__Prompt__:
Copy every entry exactly as it stands, though any image it holds should stay out of the copy.

__Data supplied__:
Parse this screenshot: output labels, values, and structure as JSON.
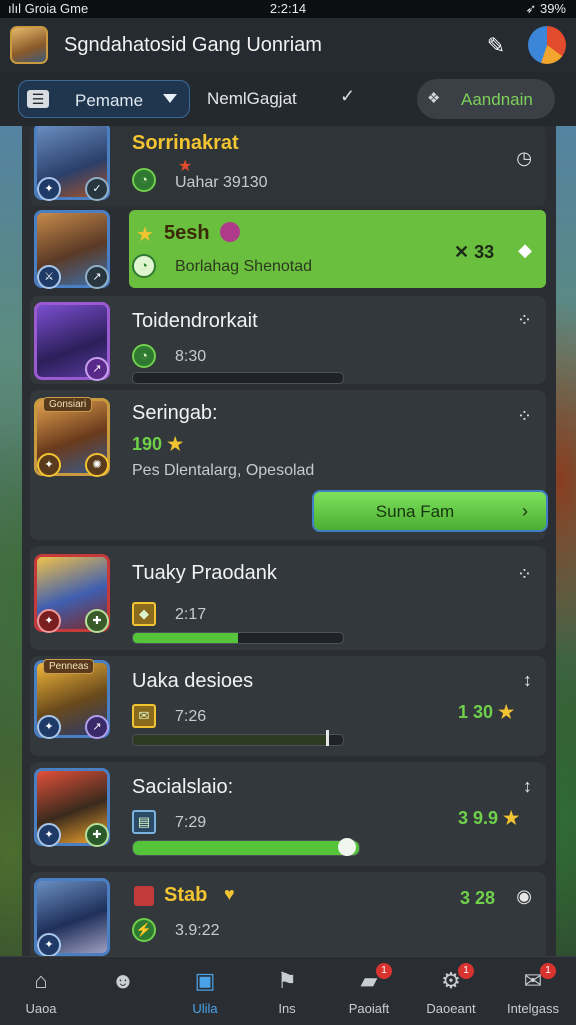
{
  "status_bar": {
    "carrier": "ılıl Groia Gme",
    "time": "2:2:14",
    "battery": "39%"
  },
  "header": {
    "title": "Sgndahatosid Gang Uonriam",
    "pen_icon": "pen-icon",
    "browser_icon": "browser-icon"
  },
  "filters": {
    "select_label": "Pemame",
    "tab_label": "NemlGagjat",
    "check_glyph": "✓",
    "action_label": "Aandnain"
  },
  "rows": [
    {
      "name": "Sorrinakrat",
      "sub": "Uahar 39130",
      "right_glyph": "◷"
    },
    {
      "name": "5esh",
      "sub": "Borlahag Shenotad",
      "right_value": "✕ 33",
      "right_glyph": "◆"
    },
    {
      "name": "Toidendrorkait",
      "sub": "8:30",
      "progress": 0.0,
      "right_glyph": "⁘"
    },
    {
      "name": "Seringab:",
      "tag": "Gonsiari",
      "value": "190",
      "sub": "Pes Dlentalarg, Opesolad",
      "button_label": "Suna Fam",
      "right_glyph": "⁘"
    },
    {
      "name": "Tuaky Praodank",
      "sub": "2:17",
      "progress": 0.5,
      "right_glyph": "⁘"
    },
    {
      "name": "Uaka desioes",
      "tag": "Penneas",
      "sub": "7:26",
      "progress": 0.93,
      "right_value": "1 30",
      "right_glyph": "↕"
    },
    {
      "name": "Sacialslaio:",
      "sub": "7:29",
      "progress": 1.0,
      "right_value": "3 9.9",
      "right_glyph": "↕"
    },
    {
      "name": "Stab",
      "sub": "3.9:22",
      "right_value": "3 28",
      "right_glyph": "◉"
    }
  ],
  "nav": [
    {
      "label": "Uaoa",
      "icon": "home-icon",
      "badge": ""
    },
    {
      "label": "",
      "icon": "friends-icon",
      "badge": ""
    },
    {
      "label": "Ulila",
      "icon": "list-icon",
      "badge": ""
    },
    {
      "label": "Ins",
      "icon": "inventory-icon",
      "badge": ""
    },
    {
      "label": "Paoiaft",
      "icon": "chest-icon",
      "badge": "1"
    },
    {
      "label": "Daoeant",
      "icon": "settings-icon",
      "badge": "1"
    },
    {
      "label": "Intelgass",
      "icon": "messages-icon",
      "badge": "1"
    }
  ],
  "colors": {
    "accent_green": "#6abf3f",
    "accent_blue": "#4aa3e8",
    "gold": "#f2c431"
  }
}
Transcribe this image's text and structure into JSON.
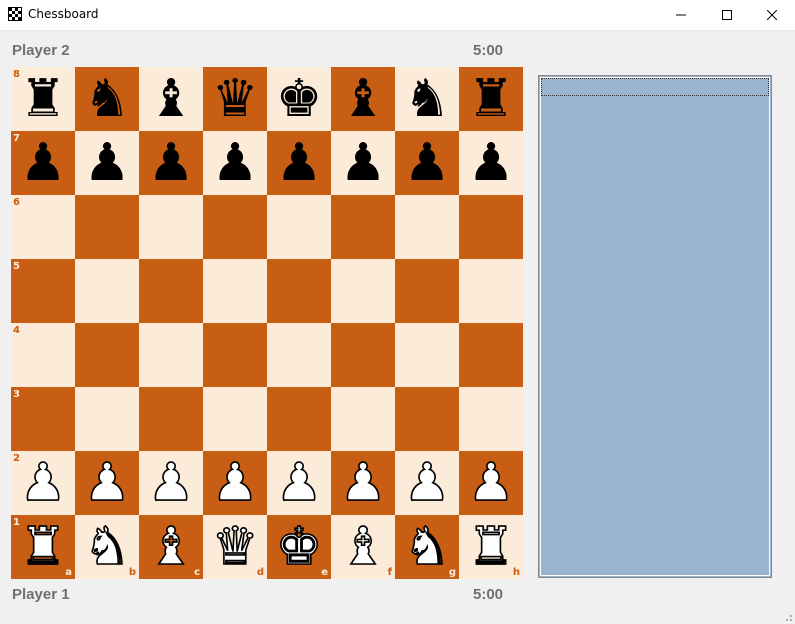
{
  "window": {
    "title": "Chessboard",
    "icon": "checkerboard-icon"
  },
  "controls": {
    "minimize": "minimize-icon",
    "maximize": "maximize-icon",
    "close": "close-icon"
  },
  "players": {
    "top": {
      "name": "Player 2",
      "clock": "5:00"
    },
    "bottom": {
      "name": "Player 1",
      "clock": "5:00"
    }
  },
  "colors": {
    "light_square": "#fbebd8",
    "dark_square": "#c85e13",
    "move_list_bg": "#99b3d0"
  },
  "board": {
    "files": [
      "a",
      "b",
      "c",
      "d",
      "e",
      "f",
      "g",
      "h"
    ],
    "ranks": [
      "8",
      "7",
      "6",
      "5",
      "4",
      "3",
      "2",
      "1"
    ],
    "position": [
      [
        "bR",
        "bN",
        "bB",
        "bQ",
        "bK",
        "bB",
        "bN",
        "bR"
      ],
      [
        "bP",
        "bP",
        "bP",
        "bP",
        "bP",
        "bP",
        "bP",
        "bP"
      ],
      [
        "",
        "",
        "",
        "",
        "",
        "",
        "",
        ""
      ],
      [
        "",
        "",
        "",
        "",
        "",
        "",
        "",
        ""
      ],
      [
        "",
        "",
        "",
        "",
        "",
        "",
        "",
        ""
      ],
      [
        "",
        "",
        "",
        "",
        "",
        "",
        "",
        ""
      ],
      [
        "wP",
        "wP",
        "wP",
        "wP",
        "wP",
        "wP",
        "wP",
        "wP"
      ],
      [
        "wR",
        "wN",
        "wB",
        "wQ",
        "wK",
        "wB",
        "wN",
        "wR"
      ]
    ]
  },
  "move_list": {
    "moves": []
  }
}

__Task answer__:
Parse this screenshot: output labels, values, and structure as JSON.
{
  "status_bar": {
    "carrier": "ılıl Groia Gme",
    "time": "2:2:14",
    "battery": "39%"
  },
  "header": {
    "title": "Sgndahatosid Gang Uonriam",
    "pen_icon": "pen-icon",
    "browser_icon": "browser-icon"
  },
  "filters": {
    "select_label": "Pemame",
    "tab_label": "NemlGagjat",
    "check_glyph": "✓",
    "action_label": "Aandnain"
  },
  "rows": [
    {
      "name": "Sorrinakrat",
      "sub": "Uahar 39130",
      "right_glyph": "◷"
    },
    {
      "name": "5esh",
      "sub": "Borlahag Shenotad",
      "right_value": "✕ 33",
      "right_glyph": "◆"
    },
    {
      "name": "Toidendrorkait",
      "sub": "8:30",
      "progress": 0.0,
      "right_glyph": "⁘"
    },
    {
      "name": "Seringab:",
      "tag": "Gonsiari",
      "value": "190",
      "sub": "Pes Dlentalarg, Opesolad",
      "button_label": "Suna Fam",
      "right_glyph": "⁘"
    },
    {
      "name": "Tuaky Praodank",
      "sub": "2:17",
      "progress": 0.5,
      "right_glyph": "⁘"
    },
    {
      "name": "Uaka desioes",
      "tag": "Penneas",
      "sub": "7:26",
      "progress": 0.93,
      "right_value": "1 30",
      "right_glyph": "↕"
    },
    {
      "name": "Sacialslaio:",
      "sub": "7:29",
      "progress": 1.0,
      "right_value": "3 9.9",
      "right_glyph": "↕"
    },
    {
      "name": "Stab",
      "sub": "3.9:22",
      "right_value": "3 28",
      "right_glyph": "◉"
    }
  ],
  "nav": [
    {
      "label": "Uaoa",
      "icon": "home-icon",
      "badge": ""
    },
    {
      "label": "",
      "icon": "friends-icon",
      "badge": ""
    },
    {
      "label": "Ulila",
      "icon": "list-icon",
      "badge": ""
    },
    {
      "label": "Ins",
      "icon": "inventory-icon",
      "badge": ""
    },
    {
      "label": "Paoiaft",
      "icon": "chest-icon",
      "badge": "1"
    },
    {
      "label": "Daoeant",
      "icon": "settings-icon",
      "badge": "1"
    },
    {
      "label": "Intelgass",
      "icon": "messages-icon",
      "badge": "1"
    }
  ],
  "colors": {
    "accent_green": "#6abf3f",
    "accent_blue": "#4aa3e8",
    "gold": "#f2c431"
  }
}
Transcribe this image's text and structure into JSON.
{
  "window": {
    "title": "Chessboard",
    "icon": "checkerboard-icon"
  },
  "controls": {
    "minimize": "minimize-icon",
    "maximize": "maximize-icon",
    "close": "close-icon"
  },
  "players": {
    "top": {
      "name": "Player 2",
      "clock": "5:00"
    },
    "bottom": {
      "name": "Player 1",
      "clock": "5:00"
    }
  },
  "colors": {
    "light_square": "#fbebd8",
    "dark_square": "#c85e13",
    "move_list_bg": "#99b3d0"
  },
  "board": {
    "files": [
      "a",
      "b",
      "c",
      "d",
      "e",
      "f",
      "g",
      "h"
    ],
    "ranks": [
      "8",
      "7",
      "6",
      "5",
      "4",
      "3",
      "2",
      "1"
    ],
    "position": [
      [
        "bR",
        "bN",
        "bB",
        "bQ",
        "bK",
        "bB",
        "bN",
        "bR"
      ],
      [
        "bP",
        "bP",
        "bP",
        "bP",
        "bP",
        "bP",
        "bP",
        "bP"
      ],
      [
        "",
        "",
        "",
        "",
        "",
        "",
        "",
        ""
      ],
      [
        "",
        "",
        "",
        "",
        "",
        "",
        "",
        ""
      ],
      [
        "",
        "",
        "",
        "",
        "",
        "",
        "",
        ""
      ],
      [
        "",
        "",
        "",
        "",
        "",
        "",
        "",
        ""
      ],
      [
        "wP",
        "wP",
        "wP",
        "wP",
        "wP",
        "wP",
        "wP",
        "wP"
      ],
      [
        "wR",
        "wN",
        "wB",
        "wQ",
        "wK",
        "wB",
        "wN",
        "wR"
      ]
    ]
  },
  "move_list": {
    "moves": []
  }
}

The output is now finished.